A minor negative was the tips seemed like they wanted to cross a couple times as the crud got thicker and I pushed the speed limit.  Other negative is hardpack: they have a definite speed limit on firm snow and corduroy, at least compared to the other skis I tried.  They get a little chattery and felt a bit unstable at high speed on corduroy.  They didn't grip too well on ice or hardpack.  (I am used to Supersonics.  Also the 172 cm may have helped with these negatives).  Overall a great, fun ski, a good choice for a 1 ski western quiver.  That's why I stayed on them a day and a half!


Kastle MX88 (168 cm):  Skied these the second half of day 2, still a lot of cut up powder but starting to get a little heavy and technical.  These skis were surprisingly similar to the Sultans.  The main differences: they are more stable at higher speed, a little less forgiving, and a little less "turny".  They also inspired confidence in crud and technical snow/steep terrain, but they will puinish you very quicky if you get in the back seat.  You must stay right over the ski in any type of crud or you'll need to make a very strong quick recovery.  Sometimes its fun to get a little back, but not on these boards.  Though less forgiving in that sense I think I trusted them more at higher speeds compared to the Sultan.  I trusted the Sultan a little more in trees and narrower spaces.  On groomers the MX88 was a better performer than the Sultan 94: more stable/better grip/less chattery, and a more GS oriented turn shape.  (However I could coax them into pretty short radius turns without much effort.)  Overall another great ski, slightly more versatile and stable, but maybe less fun than the Sultan 94.

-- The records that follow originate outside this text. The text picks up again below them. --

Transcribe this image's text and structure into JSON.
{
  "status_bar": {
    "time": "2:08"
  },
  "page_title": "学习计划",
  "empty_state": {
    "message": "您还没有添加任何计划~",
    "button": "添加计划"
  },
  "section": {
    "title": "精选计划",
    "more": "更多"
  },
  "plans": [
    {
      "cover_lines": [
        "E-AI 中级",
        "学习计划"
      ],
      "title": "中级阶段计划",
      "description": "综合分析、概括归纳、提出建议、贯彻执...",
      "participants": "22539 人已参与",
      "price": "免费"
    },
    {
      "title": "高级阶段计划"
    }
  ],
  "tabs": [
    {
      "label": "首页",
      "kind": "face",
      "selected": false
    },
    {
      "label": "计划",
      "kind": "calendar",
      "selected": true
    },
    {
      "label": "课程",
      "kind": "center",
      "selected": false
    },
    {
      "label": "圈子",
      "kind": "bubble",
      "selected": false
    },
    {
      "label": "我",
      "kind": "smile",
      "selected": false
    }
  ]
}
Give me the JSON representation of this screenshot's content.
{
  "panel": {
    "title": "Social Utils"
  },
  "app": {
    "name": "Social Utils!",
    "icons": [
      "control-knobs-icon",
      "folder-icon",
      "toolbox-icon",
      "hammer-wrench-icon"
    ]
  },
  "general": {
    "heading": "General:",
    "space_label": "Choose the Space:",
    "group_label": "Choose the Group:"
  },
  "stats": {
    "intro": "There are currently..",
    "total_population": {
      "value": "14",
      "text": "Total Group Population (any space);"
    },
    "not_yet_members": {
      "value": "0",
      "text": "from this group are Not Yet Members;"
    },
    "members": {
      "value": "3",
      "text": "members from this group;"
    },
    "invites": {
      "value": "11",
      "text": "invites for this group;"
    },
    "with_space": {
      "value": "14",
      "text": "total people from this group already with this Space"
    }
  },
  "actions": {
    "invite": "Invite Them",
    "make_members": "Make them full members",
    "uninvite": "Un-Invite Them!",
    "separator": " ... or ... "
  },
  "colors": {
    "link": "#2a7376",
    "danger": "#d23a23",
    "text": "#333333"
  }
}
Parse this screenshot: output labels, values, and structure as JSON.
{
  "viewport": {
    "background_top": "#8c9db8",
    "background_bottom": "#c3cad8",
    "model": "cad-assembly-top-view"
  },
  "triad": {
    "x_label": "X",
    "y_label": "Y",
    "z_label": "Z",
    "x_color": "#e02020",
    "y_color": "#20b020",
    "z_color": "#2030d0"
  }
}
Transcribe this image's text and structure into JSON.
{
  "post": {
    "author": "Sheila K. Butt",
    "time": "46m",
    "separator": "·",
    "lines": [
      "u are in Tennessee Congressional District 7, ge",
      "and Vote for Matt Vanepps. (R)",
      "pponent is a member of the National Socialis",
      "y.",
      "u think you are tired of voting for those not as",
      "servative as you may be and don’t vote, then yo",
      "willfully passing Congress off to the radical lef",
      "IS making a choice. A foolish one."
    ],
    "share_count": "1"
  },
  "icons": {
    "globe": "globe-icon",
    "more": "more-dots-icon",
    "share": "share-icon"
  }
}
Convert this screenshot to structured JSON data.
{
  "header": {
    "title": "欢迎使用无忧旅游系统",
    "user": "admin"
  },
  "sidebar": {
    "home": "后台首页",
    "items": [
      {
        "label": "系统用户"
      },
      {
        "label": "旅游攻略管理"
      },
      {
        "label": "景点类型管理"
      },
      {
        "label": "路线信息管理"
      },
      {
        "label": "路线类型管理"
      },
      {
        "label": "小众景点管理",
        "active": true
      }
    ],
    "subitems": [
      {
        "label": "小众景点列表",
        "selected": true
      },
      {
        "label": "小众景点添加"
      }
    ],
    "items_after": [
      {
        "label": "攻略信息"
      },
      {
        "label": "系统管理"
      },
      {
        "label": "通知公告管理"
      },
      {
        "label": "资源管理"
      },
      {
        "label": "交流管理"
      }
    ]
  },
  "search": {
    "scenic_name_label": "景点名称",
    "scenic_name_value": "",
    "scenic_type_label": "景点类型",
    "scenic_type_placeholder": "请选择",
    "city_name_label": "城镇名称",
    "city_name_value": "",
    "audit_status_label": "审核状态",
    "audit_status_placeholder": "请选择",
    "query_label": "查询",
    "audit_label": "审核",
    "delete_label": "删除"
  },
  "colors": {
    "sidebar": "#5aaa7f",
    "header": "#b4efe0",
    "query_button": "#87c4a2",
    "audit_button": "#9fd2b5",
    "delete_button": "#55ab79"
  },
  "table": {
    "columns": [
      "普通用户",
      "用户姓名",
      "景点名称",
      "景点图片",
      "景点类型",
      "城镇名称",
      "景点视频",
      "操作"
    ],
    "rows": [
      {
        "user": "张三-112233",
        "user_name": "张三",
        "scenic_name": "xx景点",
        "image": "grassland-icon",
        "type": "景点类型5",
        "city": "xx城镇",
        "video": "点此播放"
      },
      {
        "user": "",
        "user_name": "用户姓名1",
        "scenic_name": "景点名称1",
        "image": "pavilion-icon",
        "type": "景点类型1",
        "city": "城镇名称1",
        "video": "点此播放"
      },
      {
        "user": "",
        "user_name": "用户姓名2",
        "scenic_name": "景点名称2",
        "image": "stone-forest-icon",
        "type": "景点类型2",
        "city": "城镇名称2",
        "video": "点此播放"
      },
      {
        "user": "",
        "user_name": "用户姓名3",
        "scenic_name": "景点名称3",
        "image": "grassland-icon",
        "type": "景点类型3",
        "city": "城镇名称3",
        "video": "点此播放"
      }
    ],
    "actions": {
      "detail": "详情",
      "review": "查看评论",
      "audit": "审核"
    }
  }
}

Volkl Mantras (170 cm):  These are mine and they're 4 years old, but in good shape.  Was back on them day 3 post storm so the snow was a little tougher.  (I skied them the powder day and had a blast).  Anyway, the Volkls are the most stiff and demanding of the bunch.  You really need to learn exactly what turn shape and stance they like.  Then of course they can really rip in these conditions.  Turn initiation in crud was more difficult compared to the above skis, and tight spaces and bumps take more strength and concentration.  Yet the speed limit is higher, and the ski is more stable than the MX88 and 94.  The Mantras are awesome on soft corduroy at high speed, and the best of the bunch on hardpack/ice.  They are unskiable at slower speeds, they just won't turn!  You need to be moving fast and get them up on edge to enjoy them.  Perhaps I need to weigh more too. As good as they are on grromers, they're nowhere near the Supersonics though.


Overall I'd rate them 3rd for this type of skiing.  They're super fast and stable and have decent float, but simply not as quick or fun as the 94s or MX88's in most demanding Utah conditions.


Final Thoughts

1.  I'm seriously considering buying the Sultan 94s as my Western ski, and wonder if the 172 would be slightly more stable and less prone to crossed tips (which was rare anyhow).  Loved the MX88 but not sure it's worth the extra $.  Was also thinking about the Kendo for this application, but haven't demoed them yet.  I hope to try them next week @ Killington, but in Eastern conditions it may be hard to compare. 


2.  A good tune goes a long way.  My Mantras really sucked until the Peruvian tuners corrected the mistakes my local shop made (won't name names).


3.  Finally:  I've never tried fatter skis, but can't see why I'd need to go any fatter than these.  In powder it seems to me any ski will work. Getting in the snow and sucking up faceshots: priceless.